Life in China 2016: A Picture A Day, July 3 – I have new “wheels”! :-) Back in April, my old scooter, which I had had for 4 years, died. Jim had been wanting me to get a new one so we gave the old one to someone who was glad to have it and get it repaired. This weekend, Jim and I went shopping and got my new electric scooter. I don’t go very far on mine like Jim does, but still got one capable of going a little farther if I decide to. It’s a total different look from my old one, and Robin’s egg blue, which I love :-) The pictures show the inside and outside of the shop we bought it at, and the green scooter you see in the picture of the outside is Jim's. The drop cloths are covering the bikes and scooters that were sitting outside because it was VERY hot and sunny!
Life in China: A Picture A Day 2016, January 10 - This is a fairly normal sight for my friends who live in China, but the rest of you should enjoy it – it’s surprising what can be carried on a bicycle or cart! Actually, I don’t think I’m surprised anymore no matter what is being carried on a bicycle! Just amused smile emoticon Photo credit goes to Leah, she snapped this today from the back of the scooter when her and Jim went to the grocery store in the nearby town.
Photo credit today goes to my daughter Leah :-)
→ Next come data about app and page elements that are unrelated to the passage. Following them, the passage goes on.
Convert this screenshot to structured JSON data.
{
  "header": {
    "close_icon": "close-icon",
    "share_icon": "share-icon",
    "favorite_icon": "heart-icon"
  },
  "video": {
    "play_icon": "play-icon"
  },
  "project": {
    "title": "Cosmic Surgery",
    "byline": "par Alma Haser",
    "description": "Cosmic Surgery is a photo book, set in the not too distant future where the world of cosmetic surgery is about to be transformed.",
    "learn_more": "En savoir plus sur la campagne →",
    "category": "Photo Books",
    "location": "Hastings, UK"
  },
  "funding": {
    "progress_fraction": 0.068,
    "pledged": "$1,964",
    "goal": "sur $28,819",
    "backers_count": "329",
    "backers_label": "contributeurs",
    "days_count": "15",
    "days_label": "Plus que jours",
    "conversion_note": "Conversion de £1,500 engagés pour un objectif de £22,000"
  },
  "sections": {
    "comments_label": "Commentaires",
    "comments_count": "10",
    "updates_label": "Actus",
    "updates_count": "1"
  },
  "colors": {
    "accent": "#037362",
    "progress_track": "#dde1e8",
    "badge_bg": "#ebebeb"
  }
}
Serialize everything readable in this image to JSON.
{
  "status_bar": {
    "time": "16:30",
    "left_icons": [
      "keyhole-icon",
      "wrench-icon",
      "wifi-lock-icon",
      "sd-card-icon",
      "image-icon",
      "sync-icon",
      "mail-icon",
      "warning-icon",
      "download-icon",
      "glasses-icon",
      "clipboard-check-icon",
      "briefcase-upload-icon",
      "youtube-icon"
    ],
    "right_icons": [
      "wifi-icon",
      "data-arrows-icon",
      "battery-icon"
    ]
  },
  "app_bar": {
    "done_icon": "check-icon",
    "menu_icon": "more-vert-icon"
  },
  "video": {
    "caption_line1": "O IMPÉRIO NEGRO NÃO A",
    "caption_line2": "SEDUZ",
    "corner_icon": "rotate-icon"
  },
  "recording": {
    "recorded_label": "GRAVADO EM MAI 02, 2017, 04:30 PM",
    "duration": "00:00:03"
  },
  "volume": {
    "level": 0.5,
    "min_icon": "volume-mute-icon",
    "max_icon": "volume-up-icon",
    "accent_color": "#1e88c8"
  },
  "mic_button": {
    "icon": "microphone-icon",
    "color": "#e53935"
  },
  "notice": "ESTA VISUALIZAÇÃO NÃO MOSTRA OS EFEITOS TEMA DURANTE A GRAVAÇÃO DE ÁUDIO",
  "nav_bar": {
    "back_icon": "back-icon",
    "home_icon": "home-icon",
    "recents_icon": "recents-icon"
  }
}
Life in China: A Picture a Day 2016, January 4 - I haven't ridden a public bus anywhere except in China for at least 45 years, so I'm not sure how buses here compare to other places, but I'm fine with them. Some routes are a set fee and others depend on the distance. Today we had to find our China Post Office to pick up a package. It was about a 25 minute ride and cost us 1 yuan, or about 15 cents in US currency. With our bus cards, it's actually less than that! The problem I have with riding buses is that the schedules are only in Chinese (as you can see on the left side of the picture!), so, without my sweet Leah.....I'm lost!